____ Excerpted records

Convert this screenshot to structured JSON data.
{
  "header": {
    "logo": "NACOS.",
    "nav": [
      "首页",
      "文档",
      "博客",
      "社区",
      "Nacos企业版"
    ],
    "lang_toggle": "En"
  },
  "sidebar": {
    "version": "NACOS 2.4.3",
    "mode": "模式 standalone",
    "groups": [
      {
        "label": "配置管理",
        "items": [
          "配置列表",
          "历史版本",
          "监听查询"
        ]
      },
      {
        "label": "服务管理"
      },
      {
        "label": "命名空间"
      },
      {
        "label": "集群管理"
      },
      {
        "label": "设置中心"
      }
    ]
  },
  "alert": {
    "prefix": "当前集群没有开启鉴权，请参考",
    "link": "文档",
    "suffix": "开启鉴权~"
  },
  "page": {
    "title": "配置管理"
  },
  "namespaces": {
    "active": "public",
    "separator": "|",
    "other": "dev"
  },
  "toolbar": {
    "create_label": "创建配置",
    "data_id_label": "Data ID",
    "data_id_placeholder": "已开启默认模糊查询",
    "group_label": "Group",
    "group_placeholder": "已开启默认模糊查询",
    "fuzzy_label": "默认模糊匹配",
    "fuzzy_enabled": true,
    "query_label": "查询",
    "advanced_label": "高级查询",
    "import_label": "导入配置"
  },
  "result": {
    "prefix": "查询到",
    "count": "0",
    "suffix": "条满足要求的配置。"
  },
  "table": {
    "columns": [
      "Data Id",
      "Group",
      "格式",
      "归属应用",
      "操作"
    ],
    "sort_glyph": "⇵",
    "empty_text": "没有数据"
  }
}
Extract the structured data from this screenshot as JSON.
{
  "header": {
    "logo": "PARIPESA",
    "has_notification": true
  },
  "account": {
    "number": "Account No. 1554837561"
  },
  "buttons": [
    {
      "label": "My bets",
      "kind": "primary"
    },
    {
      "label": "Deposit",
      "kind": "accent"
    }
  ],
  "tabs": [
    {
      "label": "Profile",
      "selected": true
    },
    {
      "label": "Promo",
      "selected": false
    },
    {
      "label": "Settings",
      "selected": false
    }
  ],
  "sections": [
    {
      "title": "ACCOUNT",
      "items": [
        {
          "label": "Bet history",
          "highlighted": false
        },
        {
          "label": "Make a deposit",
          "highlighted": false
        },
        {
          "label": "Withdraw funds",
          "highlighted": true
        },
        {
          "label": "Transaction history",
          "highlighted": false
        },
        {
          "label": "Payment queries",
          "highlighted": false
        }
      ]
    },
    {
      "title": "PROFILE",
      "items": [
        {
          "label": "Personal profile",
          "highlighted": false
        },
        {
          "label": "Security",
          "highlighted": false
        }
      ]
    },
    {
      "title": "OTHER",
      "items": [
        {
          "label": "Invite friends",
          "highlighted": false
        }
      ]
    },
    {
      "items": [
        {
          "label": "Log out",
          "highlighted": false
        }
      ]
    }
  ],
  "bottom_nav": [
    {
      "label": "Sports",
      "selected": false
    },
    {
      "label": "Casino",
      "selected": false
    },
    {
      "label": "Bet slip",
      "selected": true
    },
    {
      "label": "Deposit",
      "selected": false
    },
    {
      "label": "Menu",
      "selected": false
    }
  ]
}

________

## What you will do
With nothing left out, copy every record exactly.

## Solution to the exercise
Convert this screenshot to structured JSON data.
{
  "header": {
    "logo": "NACOS.",
    "nav": [
      "首页",
      "文档",
      "博客",
      "社区",
      "Nacos企业版"
    ],
    "lang_toggle": "En"
  },
  "sidebar": {
    "version": "NACOS 2.4.3",
    "mode": "模式 standalone",
    "groups": [
      {
        "label": "配置管理",
        "items": [
          "配置列表",
          "历史版本",
          "监听查询"
        ]
      },
      {
        "label": "服务管理"
      },
      {
        "label": "命名空间"
      },
      {
        "label": "集群管理"
      },
      {
        "label": "设置中心"
      }
    ]
  },
  "alert": {
    "prefix": "当前集群没有开启鉴权，请参考",
    "link": "文档",
    "suffix": "开启鉴权~"
  },
  "page": {
    "title": "配置管理"
  },
  "namespaces": {
    "active": "public",
    "separator": "|",
    "other": "dev"
  },
  "toolbar": {
    "create_label": "创建配置",
    "data_id_label": "Data ID",
    "data_id_placeholder": "已开启默认模糊查询",
    "group_label": "Group",
    "group_placeholder": "已开启默认模糊查询",
    "fuzzy_label": "默认模糊匹配",
    "fuzzy_enabled": true,
    "query_label": "查询",
    "advanced_label": "高级查询",
    "import_label": "导入配置"
  },
  "result": {
    "prefix": "查询到",
    "count": "0",
    "suffix": "条满足要求的配置。"
  },
  "table": {
    "columns": [
      "Data Id",
      "Group",
      "格式",
      "归属应用",
      "操作"
    ],
    "sort_glyph": "⇵",
    "empty_text": "没有数据"
  }
}
Extract the structured data from this screenshot as JSON.
{
  "header": {
    "logo": "PARIPESA",
    "has_notification": true
  },
  "account": {
    "number": "Account No. 1554837561"
  },
  "buttons": [
    {
      "label": "My bets",
      "kind": "primary"
    },
    {
      "label": "Deposit",
      "kind": "accent"
    }
  ],
  "tabs": [
    {
      "label": "Profile",
      "selected": true
    },
    {
      "label": "Promo",
      "selected": false
    },
    {
      "label": "Settings",
      "selected": false
    }
  ],
  "sections": [
    {
      "title": "ACCOUNT",
      "items": [
        {
          "label": "Bet history",
          "highlighted": false
        },
        {
          "label": "Make a deposit",
          "highlighted": false
        },
        {
          "label": "Withdraw funds",
          "highlighted": true
        },
        {
          "label": "Transaction history",
          "highlighted": false
        },
        {
          "label": "Payment queries",
          "highlighted": false
        }
      ]
    },
    {
      "title": "PROFILE",
      "items": [
        {
          "label": "Personal profile",
          "highlighted": false
        },
        {
          "label": "Security",
          "highlighted": false
        }
      ]
    },
    {
      "title": "OTHER",
      "items": [
        {
          "label": "Invite friends",
          "highlighted": false
        }
      ]
    },
    {
      "items": [
        {
          "label": "Log out",
          "highlighted": false
        }
      ]
    }
  ],
  "bottom_nav": [
    {
      "label": "Sports",
      "selected": false
    },
    {
      "label": "Casino",
      "selected": false
    },
    {
      "label": "Bet slip",
      "selected": true
    },
    {
      "label": "Deposit",
      "selected": false
    },
    {
      "label": "Menu",
      "selected": false
    }
  ]
}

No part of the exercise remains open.